Your assignment:
Work through the records below and copy every line that includes "Output".

Supplied records:
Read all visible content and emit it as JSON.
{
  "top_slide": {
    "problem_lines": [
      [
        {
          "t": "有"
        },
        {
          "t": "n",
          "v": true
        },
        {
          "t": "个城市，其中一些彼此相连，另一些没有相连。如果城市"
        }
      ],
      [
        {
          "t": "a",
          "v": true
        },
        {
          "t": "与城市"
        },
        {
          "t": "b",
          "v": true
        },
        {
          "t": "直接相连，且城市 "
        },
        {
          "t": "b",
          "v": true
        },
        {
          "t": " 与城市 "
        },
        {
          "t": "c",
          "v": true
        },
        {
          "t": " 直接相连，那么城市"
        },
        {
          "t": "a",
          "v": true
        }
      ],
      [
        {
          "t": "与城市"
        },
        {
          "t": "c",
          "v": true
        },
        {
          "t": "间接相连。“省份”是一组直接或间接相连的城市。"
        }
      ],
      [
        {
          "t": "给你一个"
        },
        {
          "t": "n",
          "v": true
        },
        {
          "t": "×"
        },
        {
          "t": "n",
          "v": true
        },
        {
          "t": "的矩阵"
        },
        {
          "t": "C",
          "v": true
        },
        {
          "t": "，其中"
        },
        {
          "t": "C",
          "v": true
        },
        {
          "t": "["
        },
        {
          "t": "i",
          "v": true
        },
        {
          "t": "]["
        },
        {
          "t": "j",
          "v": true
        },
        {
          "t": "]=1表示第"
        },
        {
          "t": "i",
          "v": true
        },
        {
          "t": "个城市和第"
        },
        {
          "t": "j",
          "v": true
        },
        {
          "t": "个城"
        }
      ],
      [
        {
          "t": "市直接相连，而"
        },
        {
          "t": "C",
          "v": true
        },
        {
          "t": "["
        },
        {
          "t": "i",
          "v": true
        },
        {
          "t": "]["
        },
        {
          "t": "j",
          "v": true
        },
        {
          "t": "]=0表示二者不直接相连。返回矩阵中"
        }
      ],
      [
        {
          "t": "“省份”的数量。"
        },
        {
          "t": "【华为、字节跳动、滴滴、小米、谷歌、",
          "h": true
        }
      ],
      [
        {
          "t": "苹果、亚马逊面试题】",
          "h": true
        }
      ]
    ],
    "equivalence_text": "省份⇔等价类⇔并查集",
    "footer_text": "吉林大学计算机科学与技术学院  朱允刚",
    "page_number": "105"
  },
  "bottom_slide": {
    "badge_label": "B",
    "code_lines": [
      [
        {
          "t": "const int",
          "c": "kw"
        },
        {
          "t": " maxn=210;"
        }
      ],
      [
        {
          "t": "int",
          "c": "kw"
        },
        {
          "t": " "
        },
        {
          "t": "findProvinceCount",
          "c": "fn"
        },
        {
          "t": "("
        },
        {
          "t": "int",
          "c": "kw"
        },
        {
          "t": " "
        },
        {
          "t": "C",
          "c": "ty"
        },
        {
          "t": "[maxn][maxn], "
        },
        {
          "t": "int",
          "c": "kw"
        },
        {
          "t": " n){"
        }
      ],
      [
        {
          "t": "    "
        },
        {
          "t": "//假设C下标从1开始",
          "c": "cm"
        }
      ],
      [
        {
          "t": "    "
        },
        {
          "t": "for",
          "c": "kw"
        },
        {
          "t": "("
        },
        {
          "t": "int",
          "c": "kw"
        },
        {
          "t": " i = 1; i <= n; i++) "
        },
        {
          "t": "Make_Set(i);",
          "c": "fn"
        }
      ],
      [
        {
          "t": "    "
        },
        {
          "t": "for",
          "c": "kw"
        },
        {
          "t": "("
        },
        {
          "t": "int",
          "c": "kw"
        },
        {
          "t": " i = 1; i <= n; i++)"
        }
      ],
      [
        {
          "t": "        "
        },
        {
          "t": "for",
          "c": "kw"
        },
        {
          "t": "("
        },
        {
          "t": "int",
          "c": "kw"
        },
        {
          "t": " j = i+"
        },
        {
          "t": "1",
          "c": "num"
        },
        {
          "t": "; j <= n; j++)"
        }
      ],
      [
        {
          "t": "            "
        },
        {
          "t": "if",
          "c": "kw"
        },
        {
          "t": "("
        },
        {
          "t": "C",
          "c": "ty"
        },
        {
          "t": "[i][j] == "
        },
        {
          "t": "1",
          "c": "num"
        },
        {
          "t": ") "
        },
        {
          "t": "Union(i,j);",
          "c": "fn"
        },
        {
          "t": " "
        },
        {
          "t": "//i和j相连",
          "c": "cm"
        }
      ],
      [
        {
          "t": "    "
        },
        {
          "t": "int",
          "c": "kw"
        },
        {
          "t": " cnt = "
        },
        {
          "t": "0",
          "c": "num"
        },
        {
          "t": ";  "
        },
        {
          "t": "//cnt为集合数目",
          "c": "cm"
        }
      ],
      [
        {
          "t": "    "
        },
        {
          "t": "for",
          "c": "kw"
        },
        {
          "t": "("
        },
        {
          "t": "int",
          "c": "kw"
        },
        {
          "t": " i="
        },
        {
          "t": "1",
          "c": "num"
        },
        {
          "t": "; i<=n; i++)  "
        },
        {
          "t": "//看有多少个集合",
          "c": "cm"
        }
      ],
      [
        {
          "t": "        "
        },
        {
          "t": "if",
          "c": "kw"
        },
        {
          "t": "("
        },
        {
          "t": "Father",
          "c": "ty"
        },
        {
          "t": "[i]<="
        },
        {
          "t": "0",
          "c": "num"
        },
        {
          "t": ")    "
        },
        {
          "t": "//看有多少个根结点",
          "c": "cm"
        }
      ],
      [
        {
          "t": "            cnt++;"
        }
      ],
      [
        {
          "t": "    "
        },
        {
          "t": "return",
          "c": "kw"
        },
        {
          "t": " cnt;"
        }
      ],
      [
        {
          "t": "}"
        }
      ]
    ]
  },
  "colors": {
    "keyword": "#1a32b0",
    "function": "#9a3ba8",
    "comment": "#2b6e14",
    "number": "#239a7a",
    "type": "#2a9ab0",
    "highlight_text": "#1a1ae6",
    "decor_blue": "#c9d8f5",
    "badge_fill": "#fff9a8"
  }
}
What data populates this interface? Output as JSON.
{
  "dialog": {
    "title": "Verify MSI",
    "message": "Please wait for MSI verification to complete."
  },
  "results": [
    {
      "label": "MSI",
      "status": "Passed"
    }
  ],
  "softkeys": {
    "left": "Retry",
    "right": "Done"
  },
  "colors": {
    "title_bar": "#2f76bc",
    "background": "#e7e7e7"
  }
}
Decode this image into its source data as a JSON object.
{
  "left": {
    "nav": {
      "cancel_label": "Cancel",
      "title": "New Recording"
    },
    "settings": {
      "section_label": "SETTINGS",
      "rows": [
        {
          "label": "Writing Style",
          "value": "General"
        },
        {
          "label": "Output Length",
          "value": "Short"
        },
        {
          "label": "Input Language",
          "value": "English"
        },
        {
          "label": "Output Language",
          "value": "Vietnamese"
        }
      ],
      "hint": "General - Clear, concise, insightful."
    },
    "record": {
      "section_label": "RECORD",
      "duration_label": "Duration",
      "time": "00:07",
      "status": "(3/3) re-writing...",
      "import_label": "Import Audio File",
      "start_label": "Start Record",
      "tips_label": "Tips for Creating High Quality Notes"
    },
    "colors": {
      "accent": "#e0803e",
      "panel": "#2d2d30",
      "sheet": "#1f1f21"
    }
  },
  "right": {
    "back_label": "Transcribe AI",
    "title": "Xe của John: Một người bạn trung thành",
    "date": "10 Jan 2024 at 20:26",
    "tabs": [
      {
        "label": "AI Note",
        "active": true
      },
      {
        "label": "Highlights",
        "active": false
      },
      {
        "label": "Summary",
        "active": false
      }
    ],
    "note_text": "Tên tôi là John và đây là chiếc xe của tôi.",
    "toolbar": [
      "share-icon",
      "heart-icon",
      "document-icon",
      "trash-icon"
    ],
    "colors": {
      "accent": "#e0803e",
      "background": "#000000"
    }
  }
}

Answer to the exercise:
What data populates this interface? Output as JSON.
          "label": "Output Length",
          "label": "Output Language",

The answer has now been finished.